[[ Record excerpts, beginning ]]

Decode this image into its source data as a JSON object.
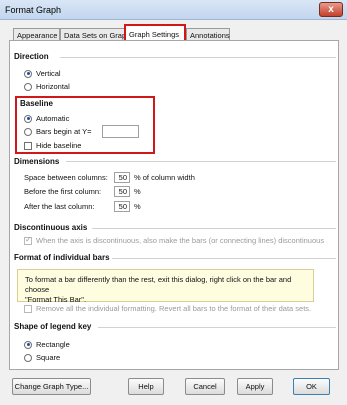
{
  "window": {
    "title": "Format Graph",
    "close_label": "x"
  },
  "tabs": [
    "Appearance",
    "Data Sets on Graph",
    "Graph Settings",
    "Annotations"
  ],
  "direction": {
    "title": "Direction",
    "options": [
      "Vertical",
      "Horizontal"
    ],
    "selected": "Vertical"
  },
  "baseline": {
    "title": "Baseline",
    "automatic_label": "Automatic",
    "bars_begin_label": "Bars begin at Y=",
    "bars_begin_value": "",
    "hide_label": "Hide baseline",
    "selected": "Automatic",
    "hide_checked": false
  },
  "dimensions": {
    "title": "Dimensions",
    "rows": [
      {
        "label": "Space between columns:",
        "value": "50",
        "unit": "% of column width"
      },
      {
        "label": "Before the first column:",
        "value": "50",
        "unit": "%"
      },
      {
        "label": "After the last column:",
        "value": "50",
        "unit": "%"
      }
    ]
  },
  "discontinuous": {
    "title": "Discontinuous axis",
    "option_label": "When the axis is discontinuous, also make the bars (or connecting lines) discontinuous",
    "checked": true
  },
  "individual": {
    "title": "Format of individual bars",
    "note_line1": "To format a bar differently than the rest, exit this dialog, right click on the bar and choose",
    "note_line2": "\"Format This Bar\".",
    "remove_label": "Remove all the individual formatting. Revert all bars to the format of their data sets."
  },
  "legend_shape": {
    "title": "Shape of legend key",
    "options": [
      "Rectangle",
      "Square"
    ],
    "selected": "Rectangle"
  },
  "buttons": {
    "change_graph_type": "Change Graph Type...",
    "help": "Help",
    "cancel": "Cancel",
    "apply": "Apply",
    "ok": "OK"
  },
  "colors": {
    "highlight": "#d01818",
    "titlebar": "#c8daf0"
  }
}
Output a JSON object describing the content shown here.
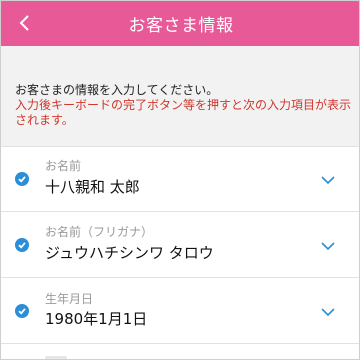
{
  "header": {
    "title": "お客さま情報",
    "accent_color": "#e85a97"
  },
  "notice": {
    "main": "お客さまの情報を入力してください。",
    "warning": "入力後キーボードの完了ボタン等を押すと次の入力項目が表示されます。",
    "warning_color": "#d0372b"
  },
  "fields": [
    {
      "label": "お名前",
      "value": "十八親和 太郎",
      "icon": "check-circle-icon"
    },
    {
      "label": "お名前（フリガナ）",
      "value": "ジュウハチシンワ タロウ",
      "icon": "check-circle-icon"
    },
    {
      "label": "生年月日",
      "value": "1980年1月1日",
      "icon": "check-circle-icon"
    }
  ],
  "check_color": "#2a8fd6"
}
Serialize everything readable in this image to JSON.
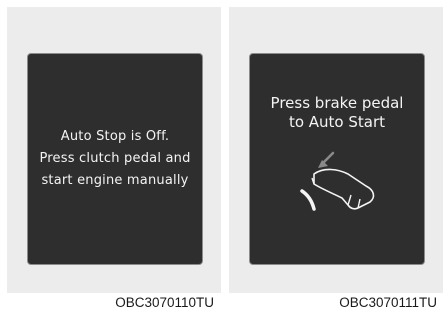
{
  "left_panel": {
    "message_lines": [
      "Auto Stop is Off.",
      "Press clutch pedal and",
      "start engine manually"
    ],
    "caption": "OBC3070110TU"
  },
  "right_panel": {
    "message_lines": [
      "Press brake pedal",
      "to Auto Start"
    ],
    "icon": "foot-on-brake-pedal-icon",
    "caption": "OBC3070111TU"
  },
  "colors": {
    "panel_bg": "#ececec",
    "screen_bg": "#2e2e2e",
    "screen_text": "#f4f4f4",
    "arrow": "#8a8a8a"
  }
}
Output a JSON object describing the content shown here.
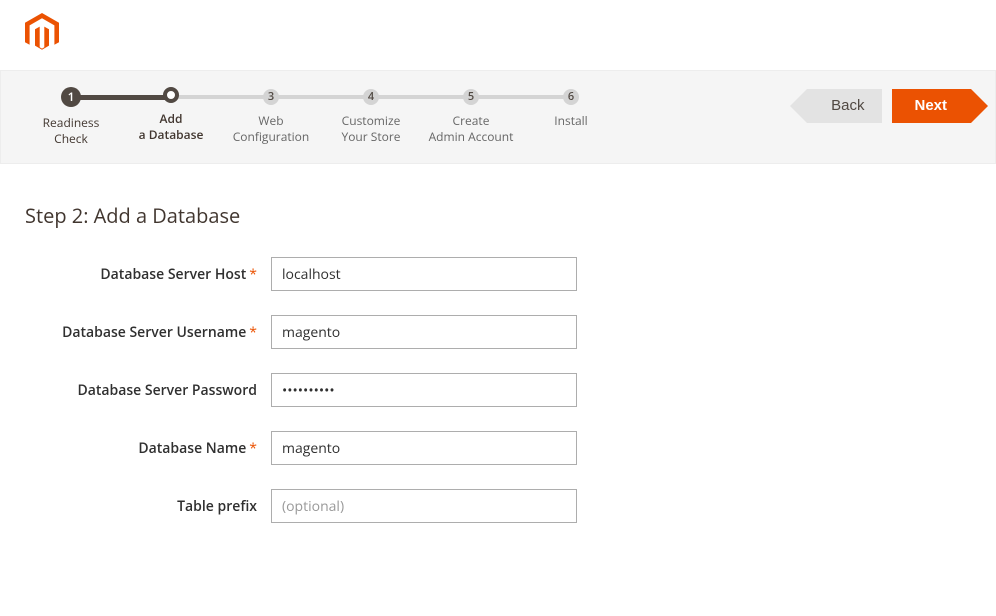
{
  "colors": {
    "accent": "#eb5202",
    "dark": "#514943"
  },
  "steps": [
    {
      "num": "1",
      "label1": "Readiness",
      "label2": "Check",
      "state": "done"
    },
    {
      "num": "2",
      "label1": "Add",
      "label2": "a Database",
      "state": "active"
    },
    {
      "num": "3",
      "label1": "Web",
      "label2": "Configuration",
      "state": "todo"
    },
    {
      "num": "4",
      "label1": "Customize",
      "label2": "Your Store",
      "state": "todo"
    },
    {
      "num": "5",
      "label1": "Create",
      "label2": "Admin Account",
      "state": "todo"
    },
    {
      "num": "6",
      "label1": "Install",
      "label2": "",
      "state": "todo"
    }
  ],
  "nav": {
    "back": "Back",
    "next": "Next"
  },
  "title": "Step 2: Add a Database",
  "fields": {
    "db_host": {
      "label": "Database Server Host",
      "required": true,
      "value": "localhost",
      "placeholder": ""
    },
    "db_user": {
      "label": "Database Server Username",
      "required": true,
      "value": "magento",
      "placeholder": ""
    },
    "db_pass": {
      "label": "Database Server Password",
      "required": false,
      "value": "••••••••••",
      "placeholder": ""
    },
    "db_name": {
      "label": "Database Name",
      "required": true,
      "value": "magento",
      "placeholder": ""
    },
    "table_prefix": {
      "label": "Table prefix",
      "required": false,
      "value": "",
      "placeholder": "(optional)"
    }
  }
}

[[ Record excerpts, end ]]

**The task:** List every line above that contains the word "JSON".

**Answer:**
Decode this image into its source data as a JSON object.
Output a JSON object describing the content shown here.
Serialize everything readable in this image to JSON.
Output a JSON object describing the content shown here.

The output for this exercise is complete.